According to tax regulations, determination of the extent to which a partner has an obligation to make a payment (to any person) is based on those ubiquitous “facts and circumstances.” For this purpose, and this seems to be key to the technique’s efficacy, the regulations provide that all contractual obligations are taken into account, including contractual obligations outside of the partnership agreement such as, among other things, guarantees.
Thus, it appears that Tribune’s guarantee of the partnership’s recourse debt will enable Tribune to conclude that its allocable share of that debt is at least equal to the amount of money that will be conveyed to it by the joint venture. Accordingly, the formation of the joint venture will not constitute a disguised sale.
Presumably, the “sale” (of Newsday) will occur when the joint venture pays off the loan incurred to fund the distribution to Tribune. So long as that event is delayed to a point in time after the expiration of the 10-year recognition period, the gain derived from such sale should not be subjected to the ravages of the built-in gains tax.
There may be one complication with the deal from a tax perspective, however — the so-called “anti-abuse” regulations. Reg. Section 1.701-2(b) states that if a partnership is formed in connection with a transaction, which principal purpose is to reduce substantially the present value of the partners’ aggregate tax liability, “in a manner that is inconsistent with the intent of Subchapter K,” the tax commissioner can recast the transaction for federal income tax purposes as appropriate to achieve tax results that are consistent with such intent.
The Internal Revenue Service — in LTR 200513022, November 15, 2004 — concluded that these anti-abuse rules properly applied to a leveraged partnership transaction engaged in by a taxpayer who sought to defer the gain realized on the conveyance of a building. It is unclear, of course, whether the IRS will attempt to advance this line of reasoning in the Tribune case. And it is, in our judgment, even more problematic that such an attempt would be successful.

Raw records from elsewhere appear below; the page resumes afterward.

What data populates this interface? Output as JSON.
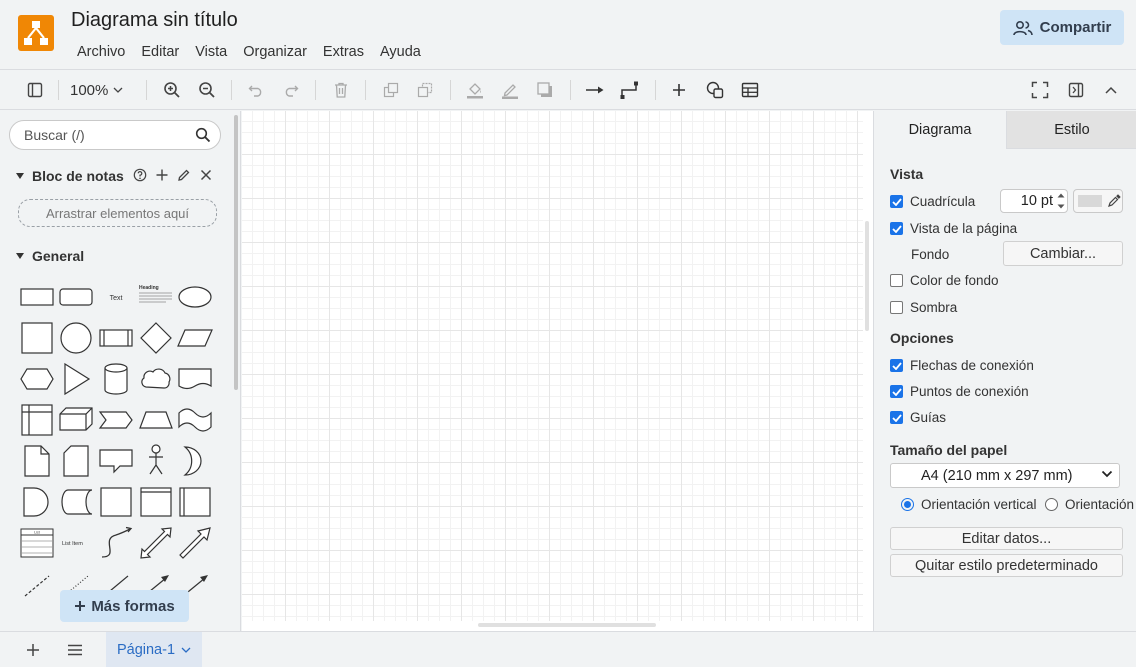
{
  "app": {
    "title": "Diagrama sin título",
    "accent_color": "#f08705",
    "share_label": "Compartir"
  },
  "menu": [
    "Archivo",
    "Editar",
    "Vista",
    "Organizar",
    "Extras",
    "Ayuda"
  ],
  "toolbar": {
    "zoom": "100%",
    "icons": [
      "sidebar-icon",
      "zoom-in-icon",
      "zoom-out-icon",
      "undo-icon",
      "redo-icon",
      "delete-icon",
      "to-front-icon",
      "to-back-icon",
      "fill-color-icon",
      "line-color-icon",
      "shadow-icon",
      "connection-arrow-icon",
      "waypoints-icon",
      "insert-icon",
      "shapes-icon",
      "table-icon",
      "fullscreen-icon",
      "format-panel-icon",
      "collapse-icon"
    ]
  },
  "sidebar": {
    "search_placeholder": "Buscar (/)",
    "notes_title": "Bloc de notas",
    "notes_drop": "Arrastrar elementos aquí",
    "general_title": "General",
    "more_shapes": "Más formas",
    "shape_labels": {
      "text": "Text",
      "heading": "Heading",
      "list_item": "List Item",
      "list": "List"
    }
  },
  "format_panel": {
    "tabs": [
      "Diagrama",
      "Estilo"
    ],
    "active_tab": "Diagrama",
    "view_heading": "Vista",
    "grid_label": "Cuadrícula",
    "grid_checked": true,
    "grid_size": "10 pt",
    "page_view_label": "Vista de la página",
    "page_view_checked": true,
    "background_label": "Fondo",
    "change_button": "Cambiar...",
    "bg_color_label": "Color de fondo",
    "bg_color_checked": false,
    "shadow_label": "Sombra",
    "shadow_checked": false,
    "options_heading": "Opciones",
    "options": [
      {
        "label": "Flechas de conexión",
        "checked": true
      },
      {
        "label": "Puntos de conexión",
        "checked": true
      },
      {
        "label": "Guías",
        "checked": true
      }
    ],
    "paper_heading": "Tamaño del papel",
    "paper_size": "A4 (210 mm x 297 mm)",
    "orientation_portrait": "Orientación vertical",
    "orientation_landscape": "Orientación",
    "orientation_selected": "portrait",
    "edit_data_button": "Editar datos...",
    "clear_style_button": "Quitar estilo predeterminado"
  },
  "pages": {
    "current": "Página-1"
  }
}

Therefore, if all goes according to plan, Tribune will have “monetized” Tribune without incurring a tax liability, and will have done so at a seemingly modest, tax efficient cost. That cost: the incurrence by Tribune of a guarantee of the liability incurred by the joint venture to fund the distribution to Tribune. It seems highly unlikely that Tribune’s creditors would seek to prevent the company from incurring this secondary liability.
Contributor Robert Willens, founder and principal of Robert Willens LLC, writes a weekly tax column for CFO.com.